  • Nalini Malani - In Search of Vanished Blood

    Malani shows a single video presentation in IWM North’s Silo 3 inspired by literature on status of women in Indian society.

    Inspired by literature concerned with the status of women in Indian society, Malani shows a single video presentation in IWM North’s Silo 3, transforming the space into an emotive experience for the viewer.

  • Imran Qureshi - Selected works

    These works highlight Pakistan's recent history and its tragic centrality in current events.

    These works highlight Pakistan's recent history and its tragic centrality in current events. Qureshi has achieved global recognition as a leading figure of international contemporary art. He combines the centuries-old Islamic miniature painting with conceptual approaches. 

  • Bashir Makhoul with Ray Yang - Enter Ghost Exist Ghost, The Genie

    Makhoul’s new installation is a village constructed out of cardboard boxes.

    Makhoul’s new installation is a village constructed out of cardboard boxes, representing the temporary nature of settlements, dwelling, and encampments. Makhoul is a Palestinian artist based in the UK.

  • Shezad Dawood - Babalon Rising

    Dawood takes imagery related to ancient magical systems and feminine cults, and combines with vintage pottery.

    Dawood takes imagery related to ancient magical systems and feminine cults, and combines vintage killim, neon and ancient Mesopotamian pottery in this site-specific response to the museum. Informed by his British and Pakistani heritage, Dawood works across film, painting and sculpture.

  • Dark Border Developments (DbD) present Pop-Up Republics

    Located in four shipping containers in IWM North’s car park, this project is a portable micro-nation.

    Located in four shipping containers in IWM North’s car park, Pop-up Republics involves four artist-curator collectives who have created a portable micro-nation that can exist in the most globally consistent unit of space – the shipping container.

    The exhibition, through its exploration of borders, raises issues of identity struggles, the limitations of belonging and the physical and metaphorical impositions of boundary in a contemporary globalised world.

    The micro-nation artists, which have been newly commissioned for the project, are Anti-cool, Chen Chieh-Jen, Cotard Syndicate and Daksha Patel.

  • Shamsia Hassani - Selected works

    Afghan's first female graffiti artist's distinctive work is enlarged and displayed outisde IWM North

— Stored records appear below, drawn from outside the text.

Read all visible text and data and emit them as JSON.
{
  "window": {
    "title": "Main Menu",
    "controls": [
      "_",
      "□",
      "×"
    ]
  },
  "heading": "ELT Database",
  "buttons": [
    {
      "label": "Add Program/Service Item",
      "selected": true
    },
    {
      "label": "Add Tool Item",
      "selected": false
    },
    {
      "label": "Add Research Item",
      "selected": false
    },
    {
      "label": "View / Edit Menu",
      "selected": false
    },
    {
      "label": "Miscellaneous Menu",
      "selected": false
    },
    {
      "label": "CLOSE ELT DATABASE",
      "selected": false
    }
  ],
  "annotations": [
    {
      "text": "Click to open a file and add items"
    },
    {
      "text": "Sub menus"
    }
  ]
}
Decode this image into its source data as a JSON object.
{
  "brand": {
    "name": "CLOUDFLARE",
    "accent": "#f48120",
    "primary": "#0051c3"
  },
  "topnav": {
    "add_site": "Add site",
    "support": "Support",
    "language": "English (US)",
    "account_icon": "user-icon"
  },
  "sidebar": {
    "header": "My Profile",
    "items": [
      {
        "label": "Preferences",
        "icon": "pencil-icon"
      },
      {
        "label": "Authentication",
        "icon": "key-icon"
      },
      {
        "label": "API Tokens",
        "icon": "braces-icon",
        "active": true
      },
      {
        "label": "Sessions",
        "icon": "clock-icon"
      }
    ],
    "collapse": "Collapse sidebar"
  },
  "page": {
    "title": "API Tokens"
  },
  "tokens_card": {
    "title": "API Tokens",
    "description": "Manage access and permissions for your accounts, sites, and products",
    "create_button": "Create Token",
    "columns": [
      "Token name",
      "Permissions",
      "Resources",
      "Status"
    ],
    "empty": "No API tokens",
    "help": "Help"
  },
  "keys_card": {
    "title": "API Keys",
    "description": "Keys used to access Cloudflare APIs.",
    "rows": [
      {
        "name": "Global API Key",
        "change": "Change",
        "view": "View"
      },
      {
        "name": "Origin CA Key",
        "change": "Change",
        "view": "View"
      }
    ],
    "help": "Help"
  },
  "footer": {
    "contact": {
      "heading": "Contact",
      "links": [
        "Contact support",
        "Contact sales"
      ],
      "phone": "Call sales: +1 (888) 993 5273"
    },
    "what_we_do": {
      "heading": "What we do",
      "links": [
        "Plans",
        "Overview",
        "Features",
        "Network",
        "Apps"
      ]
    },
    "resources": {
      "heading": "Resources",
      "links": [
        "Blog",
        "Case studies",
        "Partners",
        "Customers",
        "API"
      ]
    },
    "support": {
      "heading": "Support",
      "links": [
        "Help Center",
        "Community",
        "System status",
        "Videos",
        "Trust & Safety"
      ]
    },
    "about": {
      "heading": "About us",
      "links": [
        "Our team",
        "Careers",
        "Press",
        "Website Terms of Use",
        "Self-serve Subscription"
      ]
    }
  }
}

    Afghanistan’s first female graffiti artist’s distinctive work is enlarged and displayed in 16” frames outside IWM North. To avoid danger and harassment in the streets of Kabul, Hassani works in abandoned buildings, or uses Photoshop to apply graffiti to selected sites in Kabul in a method she calls ‘Dream of Graffiti’.